When she was just eight years old, Rhonda Bolding became one of the 780,000 Americans currently living with symptoms of Crohn’s disease. Due to an initial misdiagnosis, however, another four years would pass before she was formally diagnosed with the disease.
Along with ulcerative colitis, Crohn’s disease is characterized as an inflammatory bowel disease (IBD). Though many are unaware of how prevalent these diseases are, they affect the lives of people throughout our communities.
At the time of Bolding’s diagnosis, information about IBD wasn’t nearly as available as it is today, and her parents were unsure of how to best handle their daughter’s illness. They were referred to the Crohn’s and Colitis Foundation (CCF), and although Bolding didn’t know it at the time, that decision would shape not only her life but also the lives of others in need.
Bolding admits that when she was first introduced to the CCF, she was resistant to what it had to offer. “Some people really enjoy that shared experience, but I didn’t want the resources like the support group. I went, but I went despite reluctance,” she says. “I started to realize its impact as an adult.”
Years later, Bolding’s illness worsened. “When I was really sick, I spent half a year in the hospital. I lost my job because of it. They put me on IV nutrition for over a year. I was 60 lbs. and not healthy enough for the surgery I needed, and I used to pray to go to sleep and not wake up.” Out of her struggle, though, came a miracle. “I was told that I’d never have children because of my condition. But then I became pregnant with my daughter. Being pregnant has an amazing effect on decreasing Crohn’s symptoms, and after my daughter was born, my symptoms came back, but I was healthy enough to have surgery.”
Having survived and thrived through her own experience with Crohn’s, Bolding now shows others that even when it seems like all hope is lost, a light can still be found. “When I was a kid and living with this disease, I used to sit by the window and watch the other kids play. I was too sick and in too much pain to have a childhood, and I don’t want to see other children go through that. But I feel like we’re so close to a cure. When I grew up, the ‘cure’ was steroids. So much progress has been made since then.”

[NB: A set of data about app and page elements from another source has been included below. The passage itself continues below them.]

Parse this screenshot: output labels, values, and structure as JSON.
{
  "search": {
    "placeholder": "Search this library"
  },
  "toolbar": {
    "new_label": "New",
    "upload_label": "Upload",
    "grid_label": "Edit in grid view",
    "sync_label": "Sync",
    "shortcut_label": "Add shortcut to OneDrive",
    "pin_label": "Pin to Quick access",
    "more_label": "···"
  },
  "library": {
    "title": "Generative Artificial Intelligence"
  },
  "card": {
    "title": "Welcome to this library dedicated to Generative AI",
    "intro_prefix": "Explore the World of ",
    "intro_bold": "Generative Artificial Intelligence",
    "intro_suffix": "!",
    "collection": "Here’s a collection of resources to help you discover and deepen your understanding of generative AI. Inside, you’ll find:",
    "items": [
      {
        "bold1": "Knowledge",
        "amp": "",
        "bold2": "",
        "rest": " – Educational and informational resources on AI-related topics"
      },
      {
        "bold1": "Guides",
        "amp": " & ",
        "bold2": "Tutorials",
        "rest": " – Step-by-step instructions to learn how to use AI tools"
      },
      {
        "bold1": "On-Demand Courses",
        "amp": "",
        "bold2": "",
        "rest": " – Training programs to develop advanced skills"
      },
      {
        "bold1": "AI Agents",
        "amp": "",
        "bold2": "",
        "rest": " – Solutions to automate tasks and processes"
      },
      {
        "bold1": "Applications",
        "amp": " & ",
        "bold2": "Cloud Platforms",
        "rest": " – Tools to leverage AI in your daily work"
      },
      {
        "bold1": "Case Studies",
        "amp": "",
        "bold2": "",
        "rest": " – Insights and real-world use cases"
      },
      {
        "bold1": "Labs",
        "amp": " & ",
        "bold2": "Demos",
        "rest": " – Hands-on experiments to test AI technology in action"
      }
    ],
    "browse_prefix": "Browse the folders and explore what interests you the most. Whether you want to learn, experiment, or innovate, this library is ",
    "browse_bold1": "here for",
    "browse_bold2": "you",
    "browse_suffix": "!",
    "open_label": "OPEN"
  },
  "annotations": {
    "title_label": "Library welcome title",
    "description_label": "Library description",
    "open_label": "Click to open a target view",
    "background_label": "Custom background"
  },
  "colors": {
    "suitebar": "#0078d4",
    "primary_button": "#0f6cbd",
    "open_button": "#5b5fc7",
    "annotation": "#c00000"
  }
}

In 1997, Bolding decided to become involved with the CCF. Originally from the Detroit area, she moved to Georgia and then Florida before finally coming to Pittsburgh and becoming heavily involved with the organization. She’s been on the board since 2013, playing a crucial role in the Western PA / West VA Chapter’s fundraising efforts.
This year’s Fall Fundraiser stood out from the rest.
The previous Fall Fundraiser, Opening Night!, centered around a red-carpet event that gave attendees the opportunity to see a new movie the day before it opened worldwide. This year, though, the fundraiser was the Night of Steel: a celebration of “all things Pittsburgh” that included a cocktail party, a caricature workshop, auctions, a photo booth, and more. Bolding served as the chairman for the fundraiser, and, touchingly, her husband also got involved as one of the “Fund the Mission” speakers to present his experience as a caregiver.
Night of Steel was both a personal success for Bolding and a massive success for the Foundation. “We reached our goal on every level, from sales to attendance and everything else,” says Bolding. In fact, the event (which benefitted from the largest “Fund the Mission” ask ever) passed its goal of $60,000 and surpassed $3,900 in live auction sales alone. “We’ve built a great foundation to build upon next year,” says Bolding.
As that next year rolls around, Bolding will have an even greater opportunity to serve the Foundation as the newly elected President of the board. In addition to her career as the marketing manager for cross-disciplinary design firm Strada, she also has a seemingly endless number of volunteer roles. The United Way, Pittsburgh Ballet Theater, Society for Marketing Professional Services, Optimist International, and the Highmark Caring Place are just a few of the organizations that Bolding has worked with over the years. She also served as the Great Lakes Regional Communications Officer for Alpha Kappa Alpha Sorority Incorporated (AKA) from 2014-2018, and currently serves as a middle school mentor and the Program Director for the Pittsburgh chapter of Jack and Jill of America Incorporated.
Bolding’s passion for giving back is both inspiring and contagious. Her young daughter has already found a love for volunteer work and enthusiastically takes part in trips to senior centers. “It’s a part of her,” says Bolding. “When I’m volunteering, I forget I have Crohn’s. Encouraging others encourages myself. I can show people that it gets better.”
Learn more about the Crohn’s and Colitis Foundation and see how you can help by visiting their website.